In a tweet, the US President announced he has already ordered the Federal Emergency Management Agency (FEMA) to withhold funding for the state unless it takes measures to improve forest management. I have ordered FEMA to send no more money.
"It is a disgraceful situation in lives & money!", the tweet says.
November's Camp fire, which obliterated the Northern California town of Paradise, killed 86 people and destroyed more than 13,900 homes.
Trump has repeatedly blamed California officials for failing to manage the state's forests, but numerous areas affected by fire are not forests at all.
It's unclear from the tweet if Trump had already cut off funds or was only threatening to do so.
Rep. Doug LaMalfa (R-CA), who represents a district whose residents have been greatly harmed by this year's wildfires, has now issued a statement knocking the president for his declaration that FEMA money should no longer be used to help people whose houses have been burned down by a natural disaster. Many California wildfires are in non-forested areas.

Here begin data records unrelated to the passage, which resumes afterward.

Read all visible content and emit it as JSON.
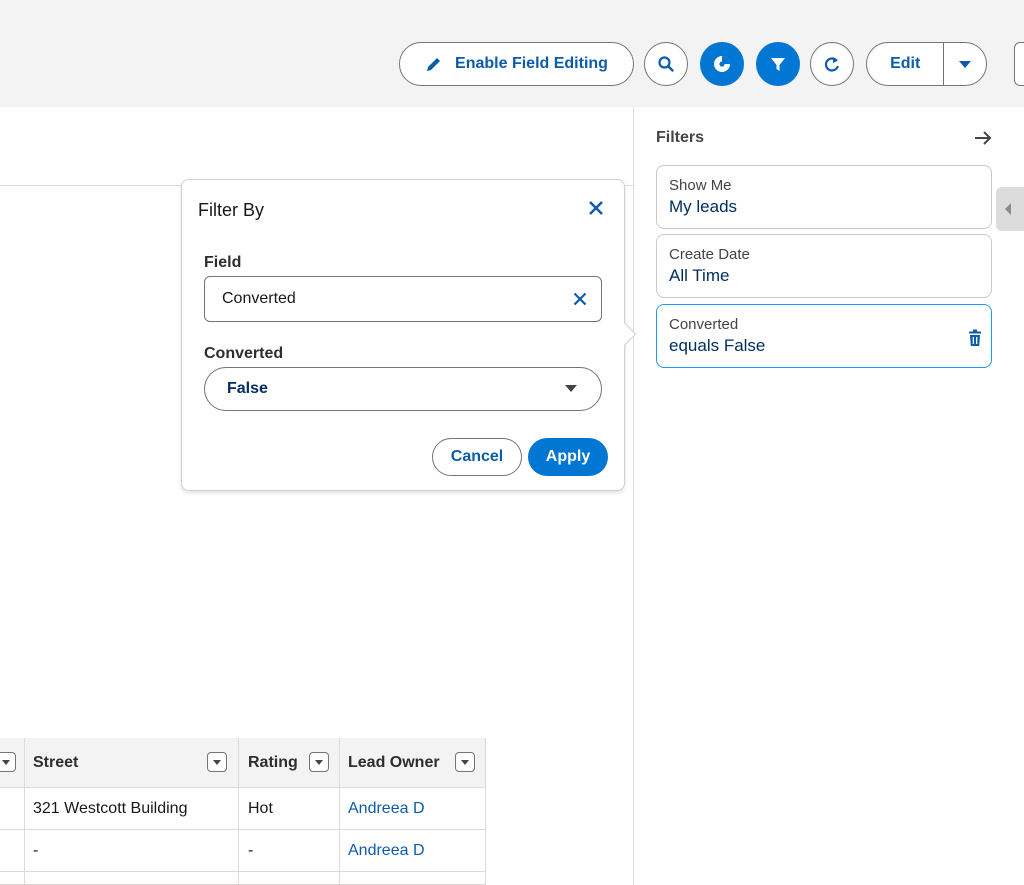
{
  "toolbar": {
    "enable_field_editing_label": "Enable Field Editing",
    "edit_label": "Edit"
  },
  "filters_panel": {
    "title": "Filters",
    "items": [
      {
        "label": "Show Me",
        "value": "My leads"
      },
      {
        "label": "Create Date",
        "value": "All Time"
      },
      {
        "label": "Converted",
        "value": "equals False"
      }
    ]
  },
  "filter_popover": {
    "title": "Filter By",
    "field_label": "Field",
    "field_value": "Converted",
    "value_label": "Converted",
    "value_selected": "False",
    "cancel_label": "Cancel",
    "apply_label": "Apply"
  },
  "table": {
    "columns": [
      "Street",
      "Rating",
      "Lead Owner"
    ],
    "rows": [
      {
        "street": "321 Westcott Building",
        "rating": "Hot",
        "owner": "Andreea D"
      },
      {
        "street": "-",
        "rating": "-",
        "owner": "Andreea D"
      }
    ]
  },
  "colors": {
    "brand": "#0176d3",
    "link": "#0b5cab",
    "active_border": "#1b96ff"
  }
}
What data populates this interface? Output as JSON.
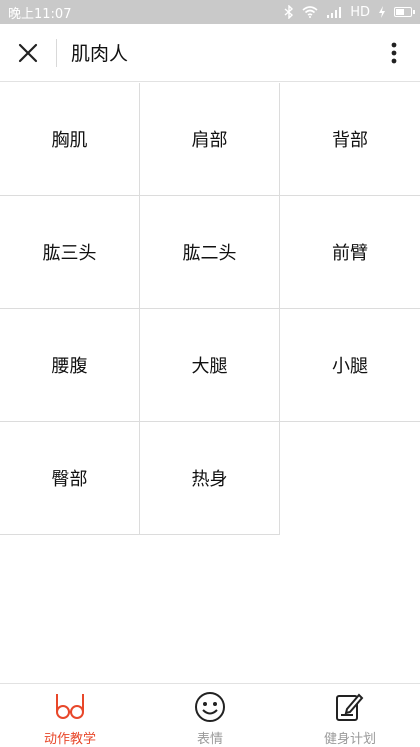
{
  "status_bar": {
    "time": "晚上11:07",
    "network": "HD"
  },
  "header": {
    "title": "肌肉人"
  },
  "grid": {
    "items": [
      {
        "label": "胸肌"
      },
      {
        "label": "肩部"
      },
      {
        "label": "背部"
      },
      {
        "label": "肱三头"
      },
      {
        "label": "肱二头"
      },
      {
        "label": "前臂"
      },
      {
        "label": "腰腹"
      },
      {
        "label": "大腿"
      },
      {
        "label": "小腿"
      },
      {
        "label": "臀部"
      },
      {
        "label": "热身"
      }
    ]
  },
  "tabbar": {
    "tabs": [
      {
        "label": "动作教学",
        "icon": "glasses-icon",
        "active": true
      },
      {
        "label": "表情",
        "icon": "smiley-icon",
        "active": false
      },
      {
        "label": "健身计划",
        "icon": "edit-note-icon",
        "active": false
      }
    ]
  },
  "colors": {
    "accent": "#e8472a",
    "status_bar_bg": "#c9c9c9",
    "divider": "#dcdcdc"
  }
}
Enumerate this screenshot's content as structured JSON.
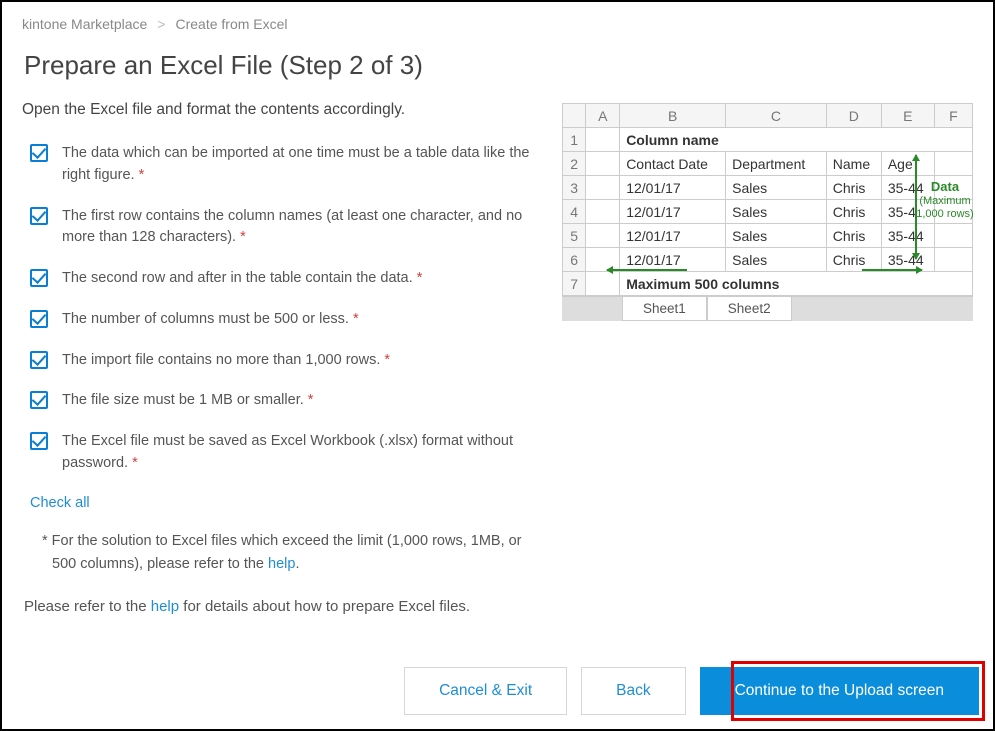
{
  "breadcrumb": {
    "item1": "kintone Marketplace",
    "sep": ">",
    "item2": "Create from Excel"
  },
  "page_title": "Prepare an Excel File (Step 2 of 3)",
  "instruction_heading": "Open the Excel file and format the contents accordingly.",
  "requirements": [
    "The data which can be imported at one time must be a table data like the right figure.",
    "The first row contains the column names (at least one character, and no more than 128 characters).",
    "The second row and after in the table contain the data.",
    "The number of columns must be 500 or less.",
    "The import file contains no more than 1,000 rows.",
    "The file size must be 1 MB or smaller.",
    "The Excel file must be saved as Excel Workbook (.xlsx) format without password."
  ],
  "asterisk": "*",
  "check_all_label": "Check all",
  "note_prefix": "* For the solution to Excel files which exceed the limit (1,000 rows, 1MB, or 500 columns), please refer to the ",
  "note_link": "help",
  "note_suffix": ".",
  "final_prefix": "Please refer to the ",
  "final_link": "help",
  "final_suffix": " for details about how to prepare Excel files.",
  "excel": {
    "cols": [
      "A",
      "B",
      "C",
      "D",
      "E",
      "F"
    ],
    "annot_column_name": "Column name",
    "headers": {
      "B": "Contact Date",
      "C": "Department",
      "D": "Name",
      "E": "Age"
    },
    "rows": [
      {
        "B": "12/01/17",
        "C": "Sales",
        "D": "Chris",
        "E": "35-44"
      },
      {
        "B": "12/01/17",
        "C": "Sales",
        "D": "Chris",
        "E": "35-4"
      },
      {
        "B": "12/01/17",
        "C": "Sales",
        "D": "Chris",
        "E": "35-44"
      },
      {
        "B": "12/01/17",
        "C": "Sales",
        "D": "Chris",
        "E": "35-44"
      }
    ],
    "annot_max_cols": "Maximum 500 columns",
    "annot_data": "Data",
    "annot_data_sub": "(Maximum 1,000 rows)",
    "sheet1": "Sheet1",
    "sheet2": "Sheet2"
  },
  "buttons": {
    "cancel": "Cancel & Exit",
    "back": "Back",
    "continue": "Continue to the Upload screen"
  }
}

House Speaker Nancy Pelosi, who represents a district in California, condemned Mr. Trump's tweet Wednesday, calling it a "threat insults the memory of scores of Americans who perished in wildfires a year ago & thousands more who lost their homes".
The Republican congressman who represents the Camp Fire region, Doug LaMalfa, said he shares Trump's "great frustration with California's choking regulations" but pushed back on the president over the timing of his tweet. On other occasions Trump has adopted a right-wing conspiracy theory blaming California wildfires on state water policies he pretty clearly does not understand.
FEMA is also impacted by the ongoing partial government shutdown and, as Washington Post reporter Damian Paletta highlighted, doesn't have money to send to the state.
"We have been put in office by the voters to get things done, not to play games with lives", Newsom tweeted.
California utility PG&E Corp.is exploring filing some or all of its business for bankruptcy protection as it faces billions of dollars in liabilities in connection with fatal wildfires in 2018 and 2017, according to Reuters.
Much of California's forests is federally managed or privately owned, putting them outside the state's authority to manage.